Giving him space, I held him by the elbows as he brought down the skateboard onto the surface and would take off. We did this from different easy drop in areas around the bowls. Later, I guided him in going up and down the concrete humps, pumping the board for speed and we worked on how to hold his body when doing a 180 degree turn in the biggest bowl.
Within a couple of tries and with the coaching help, he was doing everything on his own by the end of our 30 minute session. I was pretty happy for him.
With the right mindset
one can move
what seems like mountains
As it so happened we were talking and I asked him if he was a student. He told me he was a freshman in college studying marketing. I asked him if he had heard of the holocratic management model for business. Of course, he had and it was a subject widely-discussed in class. I said to Josh that at the skatepark we were using holocracy to achieve our goals.
- Creating and successfully running skateboarding classes starting Spring 2016. Differentiated Instruction. All ages welcome.
- Empowering youth to run a business by co-leading with local skaters new initiatives
- Establish mural art work by 1-3 artists.
- Creating awareness in the autism and special needs communities about the benefits of skateboarding for their children.
- Working with the city and corporate sponsors to set up ‘night lights’ at Scalzi skatepark so that experienced skaters can enjoy the park facility and be placated given the growing influx of beginner skateboarders into the limited time and space.
- Working with the city and corporate sponsors to expand the skate park street course in the direction of the restroom facilities.
- ‘Art on the Fence’ - Redirecting artistic self-expression from skate park walls and surfaces onto the fences with giant 8 x 4 foot wood panels.
Yes, I listed them like that to him. Josh replied an example of when this ‘holocratic’ method did not work for a company.. that it bred cronyism. I can see how that could happen. To this I replied that I liken holocracy to the servant leadership model and that in and of itself, holocracy is not strong, what makes it strong comes down to the actual people in the system. In the case of Scalzi skate park, instead of making it about one person leading a campaign (boring), it becomes about ‘us’..because it is by and for the community. This means that the leader actively listens and supports the discussion, consensus and follow-through of new ideas with an eye on supporting the team’s leadership dynamic.If revitalizing the skateboarding park were about one person then who would want to be a part of that?
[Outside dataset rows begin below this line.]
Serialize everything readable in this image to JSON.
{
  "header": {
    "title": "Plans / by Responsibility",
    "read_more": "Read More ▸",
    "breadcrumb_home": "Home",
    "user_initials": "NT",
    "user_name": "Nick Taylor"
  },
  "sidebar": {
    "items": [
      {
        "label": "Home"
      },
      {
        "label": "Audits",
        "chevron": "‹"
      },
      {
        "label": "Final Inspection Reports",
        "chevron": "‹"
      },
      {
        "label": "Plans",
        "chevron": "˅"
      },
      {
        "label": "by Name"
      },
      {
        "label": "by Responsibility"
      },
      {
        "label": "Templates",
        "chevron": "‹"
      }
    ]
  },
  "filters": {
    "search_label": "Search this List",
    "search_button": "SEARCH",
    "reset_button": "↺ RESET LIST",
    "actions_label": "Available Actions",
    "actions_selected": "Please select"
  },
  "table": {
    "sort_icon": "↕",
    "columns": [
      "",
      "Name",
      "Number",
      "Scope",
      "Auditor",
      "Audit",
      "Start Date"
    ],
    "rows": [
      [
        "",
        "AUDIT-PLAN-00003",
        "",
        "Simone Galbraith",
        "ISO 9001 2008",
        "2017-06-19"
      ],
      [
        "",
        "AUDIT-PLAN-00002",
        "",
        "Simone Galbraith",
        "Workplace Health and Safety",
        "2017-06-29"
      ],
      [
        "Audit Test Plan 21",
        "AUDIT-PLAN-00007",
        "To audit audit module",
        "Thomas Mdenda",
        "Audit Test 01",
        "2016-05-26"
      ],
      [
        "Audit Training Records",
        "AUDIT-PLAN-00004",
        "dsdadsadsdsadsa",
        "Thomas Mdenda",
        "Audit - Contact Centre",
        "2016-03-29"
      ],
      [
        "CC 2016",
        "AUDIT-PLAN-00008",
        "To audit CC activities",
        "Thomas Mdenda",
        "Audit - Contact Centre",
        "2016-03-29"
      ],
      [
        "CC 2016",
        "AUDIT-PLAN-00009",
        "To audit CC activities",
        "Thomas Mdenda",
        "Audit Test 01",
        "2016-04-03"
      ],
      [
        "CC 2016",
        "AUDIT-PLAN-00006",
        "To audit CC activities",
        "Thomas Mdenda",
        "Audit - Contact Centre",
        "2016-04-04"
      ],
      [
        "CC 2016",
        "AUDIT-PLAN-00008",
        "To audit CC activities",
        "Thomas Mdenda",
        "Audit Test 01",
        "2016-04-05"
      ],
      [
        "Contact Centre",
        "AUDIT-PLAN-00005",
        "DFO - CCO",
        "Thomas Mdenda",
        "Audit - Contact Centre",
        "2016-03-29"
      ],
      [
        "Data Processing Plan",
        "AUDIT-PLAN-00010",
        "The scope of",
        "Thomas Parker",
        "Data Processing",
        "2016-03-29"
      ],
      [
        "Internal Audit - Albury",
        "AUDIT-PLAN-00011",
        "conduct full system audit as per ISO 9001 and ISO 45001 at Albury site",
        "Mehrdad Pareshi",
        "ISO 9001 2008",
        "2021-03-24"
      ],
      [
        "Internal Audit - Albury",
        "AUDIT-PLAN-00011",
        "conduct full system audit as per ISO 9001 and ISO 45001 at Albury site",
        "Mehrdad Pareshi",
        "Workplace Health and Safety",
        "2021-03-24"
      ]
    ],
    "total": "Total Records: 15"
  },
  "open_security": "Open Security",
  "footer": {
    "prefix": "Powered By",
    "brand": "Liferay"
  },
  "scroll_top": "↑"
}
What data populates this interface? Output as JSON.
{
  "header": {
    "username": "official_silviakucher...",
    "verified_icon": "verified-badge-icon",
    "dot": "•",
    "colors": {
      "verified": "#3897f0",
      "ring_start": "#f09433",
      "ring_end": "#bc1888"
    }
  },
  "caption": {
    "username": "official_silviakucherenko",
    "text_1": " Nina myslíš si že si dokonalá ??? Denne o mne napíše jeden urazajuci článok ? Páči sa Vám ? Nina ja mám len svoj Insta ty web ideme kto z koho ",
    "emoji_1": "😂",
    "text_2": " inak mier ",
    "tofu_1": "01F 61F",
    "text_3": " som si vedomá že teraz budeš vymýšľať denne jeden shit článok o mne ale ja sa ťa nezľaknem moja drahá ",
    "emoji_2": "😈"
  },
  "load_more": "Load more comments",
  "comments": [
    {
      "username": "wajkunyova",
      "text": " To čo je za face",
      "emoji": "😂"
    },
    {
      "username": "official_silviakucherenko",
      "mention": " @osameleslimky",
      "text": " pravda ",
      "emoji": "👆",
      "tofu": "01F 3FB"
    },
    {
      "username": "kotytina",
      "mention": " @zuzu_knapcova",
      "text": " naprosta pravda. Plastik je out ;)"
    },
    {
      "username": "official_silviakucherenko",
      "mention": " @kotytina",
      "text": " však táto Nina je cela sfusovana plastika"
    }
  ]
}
The best leader is the smart servant who looks to empowers and guides others to lead also. By decentralizing leadership, humility and teamwork can be put front and center and new initiatives by different people can be brought forth which serve the common goals. Intuitively, people welcome this attitude because it is an attitude of serving, respecting and honoring each other in healthy ways. As it is in the classroom, the success of a management system comes down to the unique individual relationships which compromise it.
For more, go to http://www.CoachBill.US
For more, go to http://www.CoachBill.US